WILMINGTON, NC (WECT) - No charges will be filed against the person who fatally shot a Wilmington man in May.
According to a news release from the District Attorney's Office, the shooter acted in self-defense when he fired a shot at Fuquan Wright in the 1000 block of Martin Street. Wright later died from the gunshot wound.
"The Wilmington Police Department and my office have worked hand-in-hand throughout the investigation into the shooting of Mr. Wright," District Attorney Ben David said in the news release. "After reviewing all of the evidence and the applicable law, I have determined that the shooting of Mr. Wright was done in self-defense and was legally justified.
"Therefore, no charges will be filed against the shooter of Mr. Wright."

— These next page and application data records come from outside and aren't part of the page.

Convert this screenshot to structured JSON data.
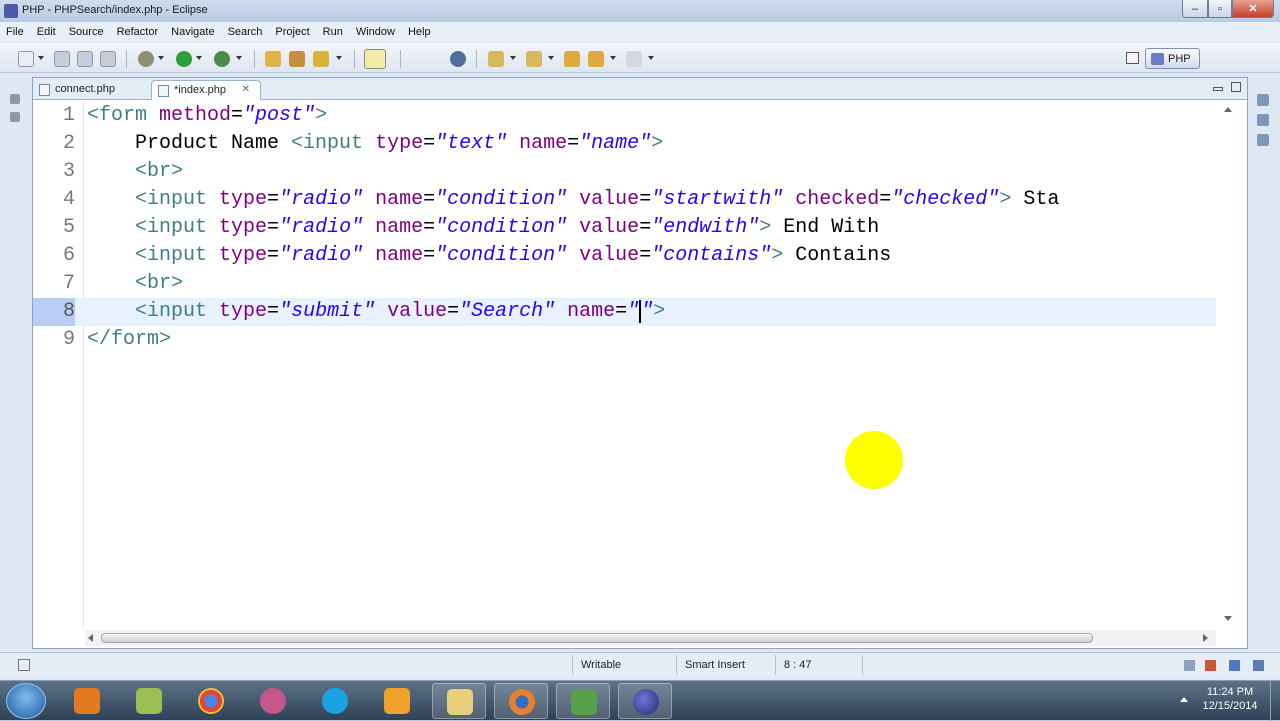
{
  "window": {
    "title": "PHP - PHPSearch/index.php - Eclipse",
    "controls": {
      "minimize": "–",
      "maximize": "▫",
      "close": "✕"
    }
  },
  "menubar": [
    "File",
    "Edit",
    "Source",
    "Refactor",
    "Navigate",
    "Search",
    "Project",
    "Run",
    "Window",
    "Help"
  ],
  "toolbar": {
    "perspective_label": "PHP",
    "icons": [
      "new-icon",
      "save-icon",
      "save-all-icon",
      "print-icon",
      "debug-icon",
      "run-icon",
      "search-icon",
      "open-type-icon",
      "open-resource-icon",
      "mark-occurrences-icon",
      "globe-icon",
      "next-annotation-icon",
      "prev-annotation-icon",
      "last-edit-icon",
      "back-icon",
      "forward-icon"
    ]
  },
  "editor": {
    "tabs": [
      {
        "label": "connect.php",
        "active": false,
        "dirty": false
      },
      {
        "label": "*index.php",
        "active": true,
        "dirty": true,
        "close": "✕"
      }
    ],
    "current_line": 8,
    "lines": [
      {
        "n": "1",
        "tokens": [
          {
            "t": "tag",
            "v": "<form "
          },
          {
            "t": "att",
            "v": "method"
          },
          {
            "t": "txt",
            "v": "="
          },
          {
            "t": "val",
            "v": "\"post\""
          },
          {
            "t": "tag",
            "v": ">"
          }
        ]
      },
      {
        "n": "2",
        "tokens": [
          {
            "t": "txt",
            "v": "    Product Name "
          },
          {
            "t": "tag",
            "v": "<input "
          },
          {
            "t": "att",
            "v": "type"
          },
          {
            "t": "txt",
            "v": "="
          },
          {
            "t": "val",
            "v": "\"text\""
          },
          {
            "t": "txt",
            "v": " "
          },
          {
            "t": "att",
            "v": "name"
          },
          {
            "t": "txt",
            "v": "="
          },
          {
            "t": "val",
            "v": "\"name\""
          },
          {
            "t": "tag",
            "v": ">"
          }
        ]
      },
      {
        "n": "3",
        "tokens": [
          {
            "t": "txt",
            "v": "    "
          },
          {
            "t": "tag",
            "v": "<br>"
          }
        ]
      },
      {
        "n": "4",
        "tokens": [
          {
            "t": "txt",
            "v": "    "
          },
          {
            "t": "tag",
            "v": "<input "
          },
          {
            "t": "att",
            "v": "type"
          },
          {
            "t": "txt",
            "v": "="
          },
          {
            "t": "val",
            "v": "\"radio\""
          },
          {
            "t": "txt",
            "v": " "
          },
          {
            "t": "att",
            "v": "name"
          },
          {
            "t": "txt",
            "v": "="
          },
          {
            "t": "val",
            "v": "\"condition\""
          },
          {
            "t": "txt",
            "v": " "
          },
          {
            "t": "att",
            "v": "value"
          },
          {
            "t": "txt",
            "v": "="
          },
          {
            "t": "val",
            "v": "\"startwith\""
          },
          {
            "t": "txt",
            "v": " "
          },
          {
            "t": "att",
            "v": "checked"
          },
          {
            "t": "txt",
            "v": "="
          },
          {
            "t": "val",
            "v": "\"checked\""
          },
          {
            "t": "tag",
            "v": ">"
          },
          {
            "t": "txt",
            "v": " Sta"
          }
        ]
      },
      {
        "n": "5",
        "tokens": [
          {
            "t": "txt",
            "v": "    "
          },
          {
            "t": "tag",
            "v": "<input "
          },
          {
            "t": "att",
            "v": "type"
          },
          {
            "t": "txt",
            "v": "="
          },
          {
            "t": "val",
            "v": "\"radio\""
          },
          {
            "t": "txt",
            "v": " "
          },
          {
            "t": "att",
            "v": "name"
          },
          {
            "t": "txt",
            "v": "="
          },
          {
            "t": "val",
            "v": "\"condition\""
          },
          {
            "t": "txt",
            "v": " "
          },
          {
            "t": "att",
            "v": "value"
          },
          {
            "t": "txt",
            "v": "="
          },
          {
            "t": "val",
            "v": "\"endwith\""
          },
          {
            "t": "tag",
            "v": ">"
          },
          {
            "t": "txt",
            "v": " End With"
          }
        ]
      },
      {
        "n": "6",
        "tokens": [
          {
            "t": "txt",
            "v": "    "
          },
          {
            "t": "tag",
            "v": "<input "
          },
          {
            "t": "att",
            "v": "type"
          },
          {
            "t": "txt",
            "v": "="
          },
          {
            "t": "val",
            "v": "\"radio\""
          },
          {
            "t": "txt",
            "v": " "
          },
          {
            "t": "att",
            "v": "name"
          },
          {
            "t": "txt",
            "v": "="
          },
          {
            "t": "val",
            "v": "\"condition\""
          },
          {
            "t": "txt",
            "v": " "
          },
          {
            "t": "att",
            "v": "value"
          },
          {
            "t": "txt",
            "v": "="
          },
          {
            "t": "val",
            "v": "\"contains\""
          },
          {
            "t": "tag",
            "v": ">"
          },
          {
            "t": "txt",
            "v": " Contains"
          }
        ]
      },
      {
        "n": "7",
        "tokens": [
          {
            "t": "txt",
            "v": "    "
          },
          {
            "t": "tag",
            "v": "<br>"
          }
        ]
      },
      {
        "n": "8",
        "tokens": [
          {
            "t": "txt",
            "v": "    "
          },
          {
            "t": "tag",
            "v": "<input "
          },
          {
            "t": "att",
            "v": "type"
          },
          {
            "t": "txt",
            "v": "="
          },
          {
            "t": "val",
            "v": "\"submit\""
          },
          {
            "t": "txt",
            "v": " "
          },
          {
            "t": "att",
            "v": "value"
          },
          {
            "t": "txt",
            "v": "="
          },
          {
            "t": "val",
            "v": "\"Search\""
          },
          {
            "t": "txt",
            "v": " "
          },
          {
            "t": "att",
            "v": "name"
          },
          {
            "t": "txt",
            "v": "="
          },
          {
            "t": "val",
            "v": "\""
          },
          {
            "t": "caret",
            "v": ""
          },
          {
            "t": "val",
            "v": "\""
          },
          {
            "t": "tag",
            "v": ">"
          }
        ]
      },
      {
        "n": "9",
        "tokens": [
          {
            "t": "tag",
            "v": "</form>"
          }
        ]
      }
    ]
  },
  "status": {
    "writable": "Writable",
    "insert_mode": "Smart Insert",
    "position": "8 : 47"
  },
  "taskbar": {
    "apps": [
      "media-player-icon",
      "file-manager-icon",
      "chrome-icon",
      "messenger-icon",
      "skype-icon",
      "outlook-icon",
      "explorer-icon",
      "firefox-icon",
      "task-manager-icon",
      "eclipse-icon"
    ],
    "time": "11:24 PM",
    "date": "12/15/2014"
  },
  "colors": {
    "tag": "#3f7f7f",
    "attribute": "#7f007f",
    "value": "#2a00ff",
    "current_line": "#e8f2fe",
    "cursor_highlight": "#ffff00"
  }
}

On May 28 around 2:30 p.m., a man called 911 saying he had been tased and fired his gun at the attacker.
Once on the scene, WPD officers interviewed the shooter, who said William Earl Baker III came to his house earlier in the day to buy a small amount of marijuana from the shooter.
Baker and Wright came back to the shooter's home, which the shooter found strange. Before opening the door, the shooter grabbed his pistol and after the shooter and Wright engaged in a brief conversation during which Wright asked for the shooter's phone number, Wright lunged forward and tased the shooter in the chest.
The shooter fired a shot at Wright, shattering a glass door, and Wright and Baker fled the scene.
During their investigation at the scene, WPD officers found a shell casing discharged from the shooter's gun and confirmed an injury consistent with a Taser on the shooter's upper chest.
Wright was brought to New Hanover Regional Medical Center at 2:33 p.m. by Demonta Mosely and Quoron Kea, who were both interviewed at the hospital and denied any knowledge of how Wright got shot or the circumstances surrounding the shooting. Wright was pronounced dead at 2:48 p.m.
Officers identified a single gunshot wound on the left side of Wright's chest and found pieces of glass on Wright's neck and clothing.
"North Carolina law gives the right for one person to take another's life under the law of self-defense in two circumstances: when a person reasonably believes that such force is necessary to prevent imminent death or great bodily harm to himself/herself or another; or, under the circumstances found in the Defense of Habitation Law, codified under N.C. General Statute 14-51.2 et. seq.," the news release reads.
It went on to state a homeowner need not guess the intention of the intruder and that the law provides that a "person who unlawfully and by force enters or attempts to enter a person's home, motor vehicle, or workplace is presumed to be doing so with the intent to commit an unlawful act involving force or violence."